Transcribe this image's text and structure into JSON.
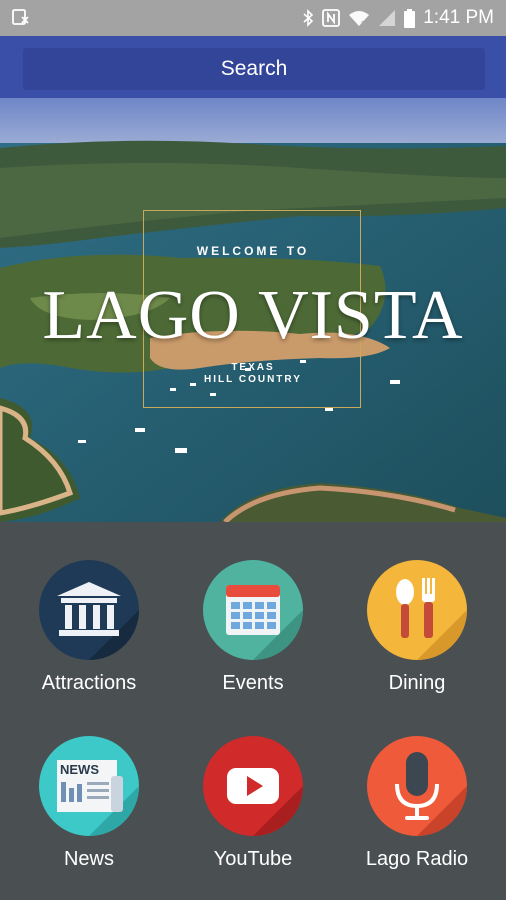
{
  "status_bar": {
    "time": "1:41 PM",
    "icons": [
      "app-notification-icon",
      "bluetooth-icon",
      "nfc-icon",
      "wifi-icon",
      "cell-signal-icon",
      "battery-icon"
    ]
  },
  "search": {
    "label": "Search"
  },
  "hero": {
    "welcome": "WELCOME TO",
    "title": "LAGO VISTA",
    "subtitle_line1": "TEXAS",
    "subtitle_line2": "HILL COUNTRY"
  },
  "menu": {
    "items": [
      {
        "label": "Attractions",
        "icon": "museum-building-icon",
        "color": "#1f3a56"
      },
      {
        "label": "Events",
        "icon": "calendar-icon",
        "color": "#4fb3a0"
      },
      {
        "label": "Dining",
        "icon": "fork-spoon-icon",
        "color": "#f4b63b"
      },
      {
        "label": "News",
        "icon": "newspaper-icon",
        "color": "#3ec9c9"
      },
      {
        "label": "YouTube",
        "icon": "youtube-play-icon",
        "color": "#d02a2a"
      },
      {
        "label": "Lago Radio",
        "icon": "microphone-icon",
        "color": "#ef5a3a"
      }
    ]
  }
}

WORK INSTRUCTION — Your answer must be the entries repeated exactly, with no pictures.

TASK ANSWER —
Transcribe this image's text and structure into JSON.
{
  "status_bar": {
    "time": "1:41 PM",
    "icons": [
      "app-notification-icon",
      "bluetooth-icon",
      "nfc-icon",
      "wifi-icon",
      "cell-signal-icon",
      "battery-icon"
    ]
  },
  "search": {
    "label": "Search"
  },
  "hero": {
    "welcome": "WELCOME TO",
    "title": "LAGO VISTA",
    "subtitle_line1": "TEXAS",
    "subtitle_line2": "HILL COUNTRY"
  },
  "menu": {
    "items": [
      {
        "label": "Attractions",
        "icon": "museum-building-icon",
        "color": "#1f3a56"
      },
      {
        "label": "Events",
        "icon": "calendar-icon",
        "color": "#4fb3a0"
      },
      {
        "label": "Dining",
        "icon": "fork-spoon-icon",
        "color": "#f4b63b"
      },
      {
        "label": "News",
        "icon": "newspaper-icon",
        "color": "#3ec9c9"
      },
      {
        "label": "YouTube",
        "icon": "youtube-play-icon",
        "color": "#d02a2a"
      },
      {
        "label": "Lago Radio",
        "icon": "microphone-icon",
        "color": "#ef5a3a"
      }
    ]
  }
}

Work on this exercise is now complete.